In these portraits, the in-laws obviously only bought the single-hand portrait package. It isn’t so noticeable on Señor Goicoechea, but on Señora Goicoechea, her hidden left hand is rather awkward.
The Abellós also own a series of studies by Bacon for a portrait of Peter Beard, the famous wildlife photographer, made in 1975; they are hanging next to Pablo Picasso’s Buste, 1971, and the similarities are extraordinary.
The Abellós are the only Spanish collectors who own multiple works by Bacon. They sought out his work because he was not represented in Spanish museums.
They make up for their brief dalliance with artists who were not native to Spain by collecting artists such as Picasso in depth. One of his most interesting pieces in the collection is a large figure from his early infatuation with classicism.
Nu assis (Seated Nude), c. 1922-23, has simple charcoal outlines for a female figure sitting in front of a mirror with white paint used to highlight her volume. It is remarkable for its simplicity.
Many of the paintings in the collection feature seated figures, notes Mark Roglan, the Meadows’ director, from the earliest piece in the Abelló holdings, The Virgin and Child Enthroned Among Musician Angels, by Jaume Baço, from 1450, to Bacon’s Triptych.
The seated subjects are like visitors who have come for a party — four beautiful Madonnas, goddesses recumbent on pillowy clouds, and more earth-bound lovelies sitting on chairs — even a tot in a red dress is sitting in a child-size chair.
The few men who are central figures are more active — fighting bulls, playing a cello or looking quite noble, as befits their station in life.
So many of the works in the collection are museum-quality, it is difficult to imagine these in a private home, and yet that is where they hang, with the rare exception of when one is lent for an exhibition. They have been arranged to simulate the way they are hung on walls of similar colors in the Abelló home.
There are 100 on display in Dallas — one-fifth of the Abellós’ total holdings; they have never traveled en masse before.

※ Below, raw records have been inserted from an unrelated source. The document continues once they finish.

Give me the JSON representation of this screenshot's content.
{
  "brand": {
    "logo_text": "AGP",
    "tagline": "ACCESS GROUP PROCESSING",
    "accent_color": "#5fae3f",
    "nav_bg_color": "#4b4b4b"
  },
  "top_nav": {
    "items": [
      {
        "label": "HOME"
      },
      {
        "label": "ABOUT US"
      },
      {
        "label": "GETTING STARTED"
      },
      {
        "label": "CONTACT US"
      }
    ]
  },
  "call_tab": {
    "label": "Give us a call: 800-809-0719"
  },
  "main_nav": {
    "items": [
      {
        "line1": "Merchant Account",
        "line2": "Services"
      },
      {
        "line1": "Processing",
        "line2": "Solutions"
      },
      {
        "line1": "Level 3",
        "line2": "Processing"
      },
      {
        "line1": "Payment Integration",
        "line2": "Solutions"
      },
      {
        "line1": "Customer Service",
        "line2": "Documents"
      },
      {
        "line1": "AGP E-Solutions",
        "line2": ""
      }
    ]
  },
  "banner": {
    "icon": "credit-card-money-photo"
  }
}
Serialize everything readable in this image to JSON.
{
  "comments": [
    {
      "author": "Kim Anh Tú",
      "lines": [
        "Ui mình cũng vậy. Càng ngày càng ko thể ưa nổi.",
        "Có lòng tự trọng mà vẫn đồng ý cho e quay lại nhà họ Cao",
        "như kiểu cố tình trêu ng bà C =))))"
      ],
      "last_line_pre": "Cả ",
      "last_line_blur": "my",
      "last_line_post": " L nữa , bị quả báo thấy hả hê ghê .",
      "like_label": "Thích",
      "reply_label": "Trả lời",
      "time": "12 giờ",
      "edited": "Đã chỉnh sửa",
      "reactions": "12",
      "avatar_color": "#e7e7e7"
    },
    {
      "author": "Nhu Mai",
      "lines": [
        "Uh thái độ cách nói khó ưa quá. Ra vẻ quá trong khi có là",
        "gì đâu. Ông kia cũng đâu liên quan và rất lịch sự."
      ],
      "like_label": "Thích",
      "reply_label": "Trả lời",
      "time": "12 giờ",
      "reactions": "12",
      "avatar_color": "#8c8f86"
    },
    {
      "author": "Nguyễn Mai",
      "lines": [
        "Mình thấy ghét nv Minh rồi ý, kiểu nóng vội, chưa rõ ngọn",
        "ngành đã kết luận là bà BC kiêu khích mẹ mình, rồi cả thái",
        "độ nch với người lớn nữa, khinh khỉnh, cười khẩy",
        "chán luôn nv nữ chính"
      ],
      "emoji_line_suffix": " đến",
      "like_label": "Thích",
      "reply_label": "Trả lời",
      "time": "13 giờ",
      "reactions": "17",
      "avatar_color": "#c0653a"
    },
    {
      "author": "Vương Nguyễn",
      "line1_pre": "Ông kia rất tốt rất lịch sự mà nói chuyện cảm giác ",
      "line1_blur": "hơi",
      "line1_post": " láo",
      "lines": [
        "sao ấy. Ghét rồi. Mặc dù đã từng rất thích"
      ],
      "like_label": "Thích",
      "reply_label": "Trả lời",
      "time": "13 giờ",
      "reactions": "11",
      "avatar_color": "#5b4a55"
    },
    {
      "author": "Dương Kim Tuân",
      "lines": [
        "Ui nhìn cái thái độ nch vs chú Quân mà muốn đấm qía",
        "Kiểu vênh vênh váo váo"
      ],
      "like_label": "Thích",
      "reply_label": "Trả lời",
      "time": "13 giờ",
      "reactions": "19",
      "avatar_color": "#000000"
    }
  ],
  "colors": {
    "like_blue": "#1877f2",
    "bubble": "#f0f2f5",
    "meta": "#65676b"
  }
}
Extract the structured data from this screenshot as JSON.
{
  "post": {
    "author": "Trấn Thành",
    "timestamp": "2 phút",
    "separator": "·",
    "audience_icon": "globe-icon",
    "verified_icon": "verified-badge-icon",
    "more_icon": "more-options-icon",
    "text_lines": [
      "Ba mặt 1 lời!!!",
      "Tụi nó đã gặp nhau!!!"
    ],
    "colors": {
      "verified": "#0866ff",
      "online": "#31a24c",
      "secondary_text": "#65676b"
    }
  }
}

This group was shown in Madrid and has now made its triumphant way to Dallas.
It will return to the Abellós’ home at the end of the summer.
Gaile Robinson, 817-390-7113
The Abelló Collection: A Modern Taste for European Masters
▪ Through Aug. 2
▪ Meadows Museum, 5900 Bishop Blvd., Dallas (on the SMU campus)
▪ 214-768-2516; http://meadowsmuseum.smu.edu